The American Geophysical Union, meeting this week in San Francisco for their annual conference, released a report discussing the potential for abrupt climate change and the likely impacts it would have on the United States.
The study, based on the latest scientific data and observations, updates the research of recent reports from key agencies and institutions, including the 2007 assessment from the Intergovernmental Panel on Climate Change (IPCC).
Many earlier projections of the impacts of climate change have been conservative, the report concludes, such as retreating glaciers, decaying ice sheets, and loss of Arctic sea ice. On the other hand, some potential impacts may not pose as immediate a threat as previously thought, including the rapid release of methane, a much more potent greenhouse gas than CO2, or an imminent shift in the ocean current known as the Thermohaline that helps keep Europe warm (a reason why “climate change” is often a better term than “global warming” since the rise in average global temperature could potentially make some regions, like northern Europe, much colder).
Key concerns in the report are the dramatic and unexpected acceleration of sea ice melt, rising sea levels, and the potential for a permanent state of drought in the American Southwest.
What appears both more certain and immediate are rapid changes to the Greenland and West Antarctic ice sheets, diminishing sea ice, and changes to the hydrological patterns over North America and the global subtropics. All of which will persist and get worse with continuing global warming.
Peter Clark, an Oregon State professor of geosciences, says,

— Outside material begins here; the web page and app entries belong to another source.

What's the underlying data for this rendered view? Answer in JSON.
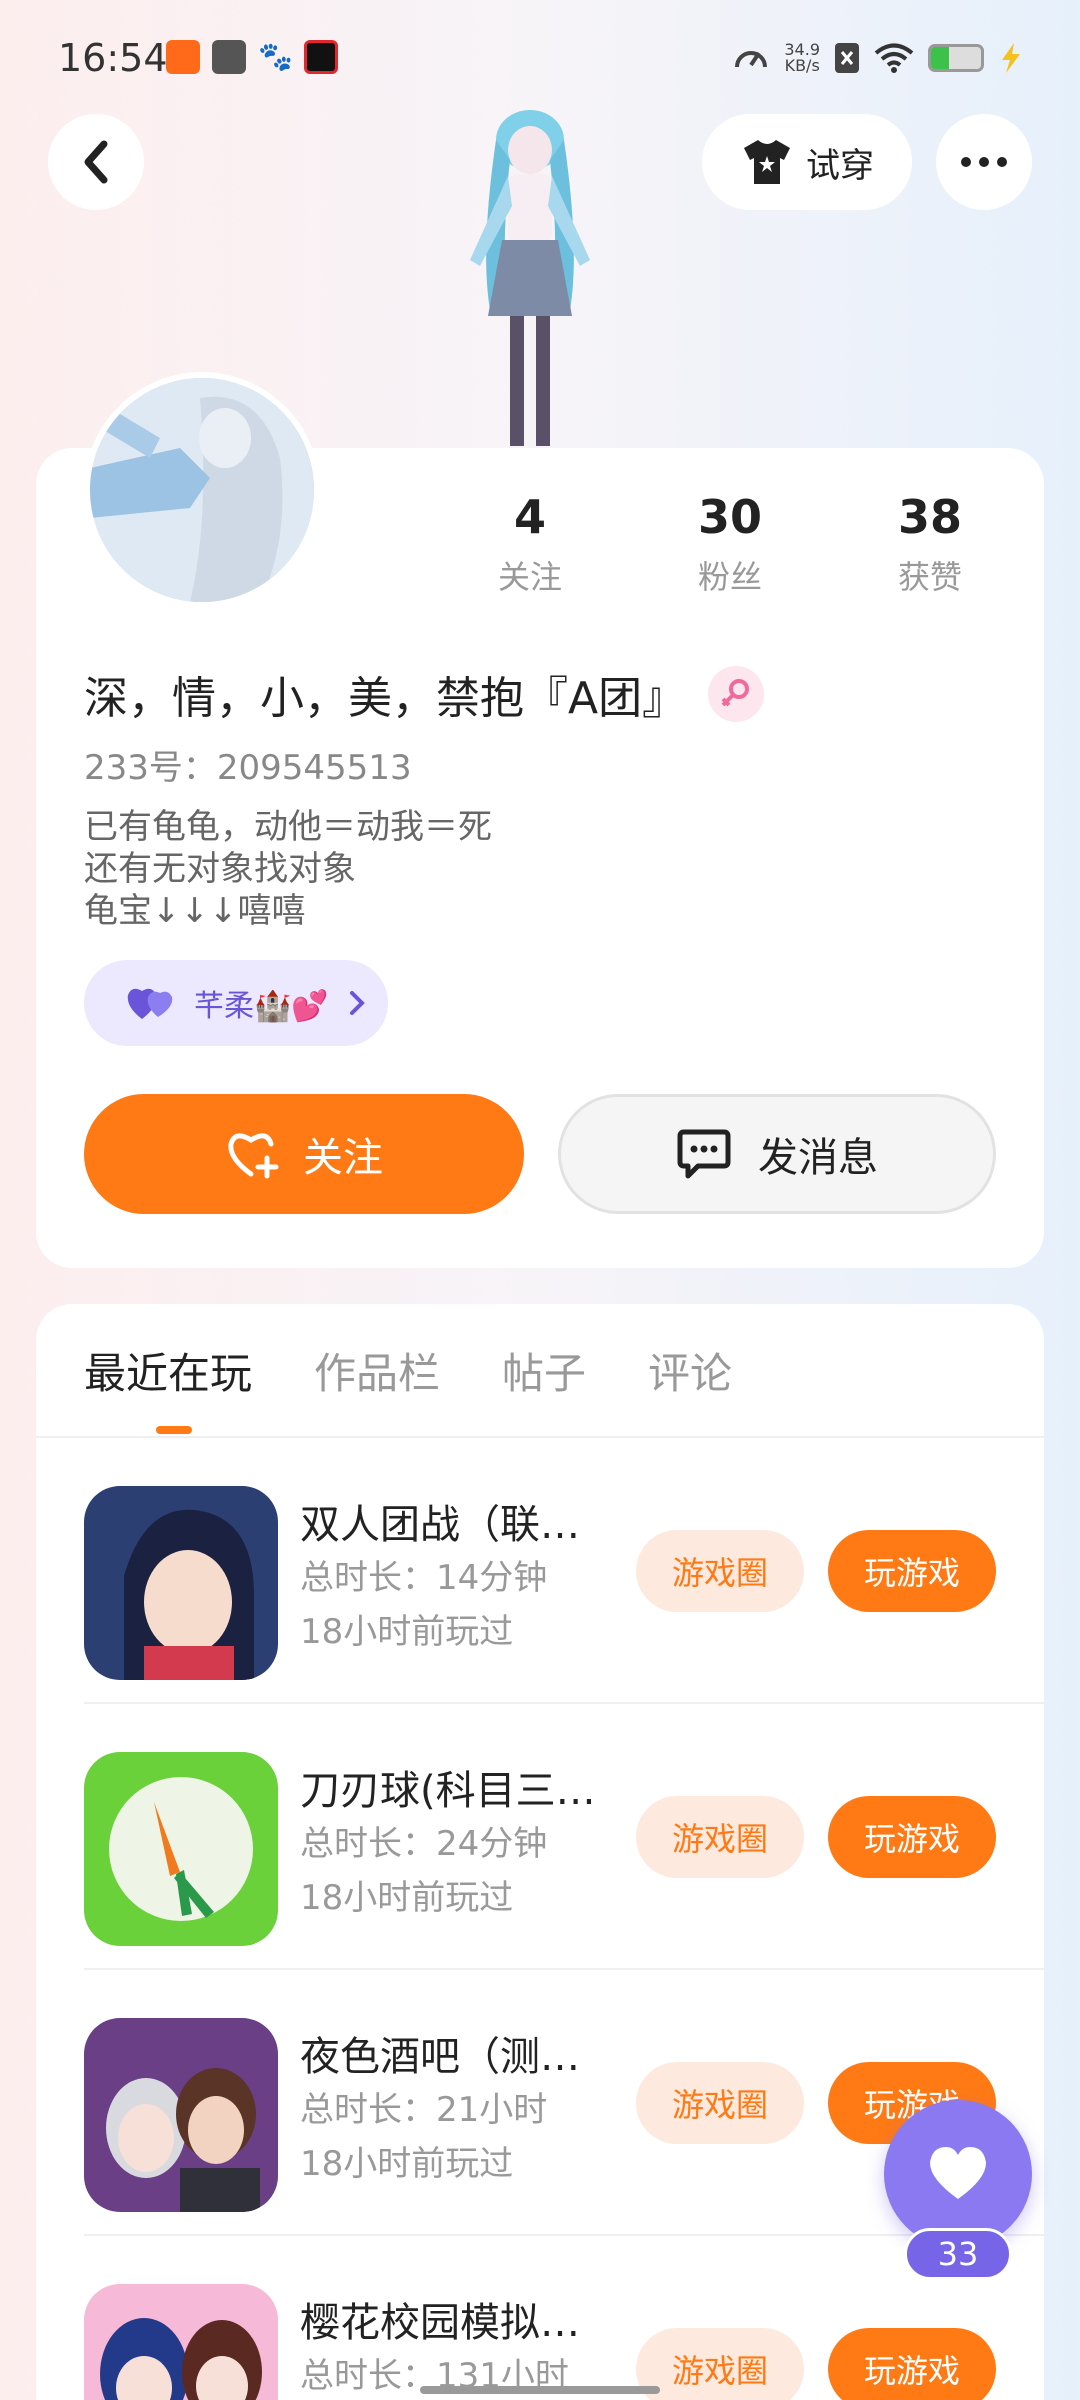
{
  "status_bar": {
    "time": "16:54",
    "net_speed_value": "34.9",
    "net_speed_unit": "KB/s",
    "battery_level": 0.35,
    "colors": {
      "battery_fill": "#3cc24a"
    }
  },
  "header": {
    "try_on_label": "试穿"
  },
  "profile": {
    "stats": [
      {
        "num": "4",
        "label": "关注"
      },
      {
        "num": "30",
        "label": "粉丝"
      },
      {
        "num": "38",
        "label": "获赞"
      }
    ],
    "nickname": "深，情，小，美，禁抱『A团』",
    "uid": "233号：209545513",
    "bio": [
      "已有龟龟，动他＝动我＝死",
      "还有无对象找对象",
      "龟宝↓↓↓嘻嘻"
    ],
    "cp_chip_label": "芊柔🏰💕",
    "follow_label": "关注",
    "message_label": "发消息"
  },
  "tabs": [
    "最近在玩",
    "作品栏",
    "帖子",
    "评论"
  ],
  "games": [
    {
      "title": "双人团战（联…",
      "duration": "总时长：14分钟",
      "last_played": "18小时前玩过",
      "circle_label": "游戏圈",
      "play_label": "玩游戏"
    },
    {
      "title": "刀刃球(科目三…",
      "duration": "总时长：24分钟",
      "last_played": "18小时前玩过",
      "circle_label": "游戏圈",
      "play_label": "玩游戏"
    },
    {
      "title": "夜色酒吧（测…",
      "duration": "总时长：21小时",
      "last_played": "18小时前玩过",
      "circle_label": "游戏圈",
      "play_label": "玩游戏"
    },
    {
      "title": "樱花校园模拟…",
      "duration": "总时长：131小时",
      "last_played": "",
      "circle_label": "游戏圈",
      "play_label": "玩游戏"
    }
  ],
  "like_fab": {
    "count": "33"
  },
  "colors": {
    "accent": "#ff7a14",
    "accent_light": "#fde9de",
    "purple": "#8a79f1"
  }
}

Our report finds that drying is likely to extend poleward into the American West, increasing the likelihood of severe and persistent drought there in the future. If the models are accurate, it appears this has already begun. The possibility that the Southwest may be entering a permanent drought state is not yet widely appreciated.”
Climate change is a recurring pattern in Earth’s history, usually occurring slowly over the course of hundreds or thousands of years. There have been times, however, when dramatic shifts in climate have happened abruptly, within decades. Which is of particular concern for human society.
Abrupt climate change presents potential risks for society that are poorly understood,” the report states.
The research by the AGU focused on four mechanisms of rapid climate change that have happened prehistorically and evaluated the risks of such abrupt changes happening now. They include:
- Glaciers, ice sheets and sea level
- Widespread changes to the hydrologic cycle
- Abrupt changes in the “Atlantic Meridional Overturning Circulation,” or AMOC, an ocean current pattern
- Rapid release to the atmosphere of methane trapped in permafrost or on continental margins
Conclusions of the report in terms of these mechanisms are:
- The edges of the Greenland and West Antarctic ice sheets are thinning and flow is accelerating. The speed of some glaciers has more than doubled. These observations are not included in current climate models and “changes in ice dynamics can occur far more rapidly than previously suspected”.
- Once these changes in ice dynamics are included in climate models, the extent of sea level rise will “substantially exceed” the approximately two-foot rise now projected by the end of the century. However, data is not yet adequate to determine the exact amount of sea level rise.
- The American Southwest and subtropical areas around the world will likely become more arid, with an increasing risk of persistent and severe drought. If models are correct, this is already underway and is “among the greatest natural hazards facing the United States and the globe today”.
- The Atlantic Multidecadal Oscillation (AMOC) ocean circulation pattern that keeps Europe warm may weaken by as much as 30% due to increases in greenhouse gases in the atmosphere, but will probably not collapse altogether – however the possibility can’t be be completely excluded.
- Emissions of methane will accelerate due to climate change, both from hydrate sources and wetlands. It is likely that the increase will double within the next century, but it is unlikely that a catastrophic release will occur within that time.
The “overarching” recommendation from the report is the need for a sustained commitment to monitor these climate forces that have triggered sudden climate change in the past and could therefore do so again. Better observing systems are needed, better forecasting of droughts should be developed, there should be a more comprehensive understanding of the AMOC circulation pattern, and methane levels should be systematically monitored.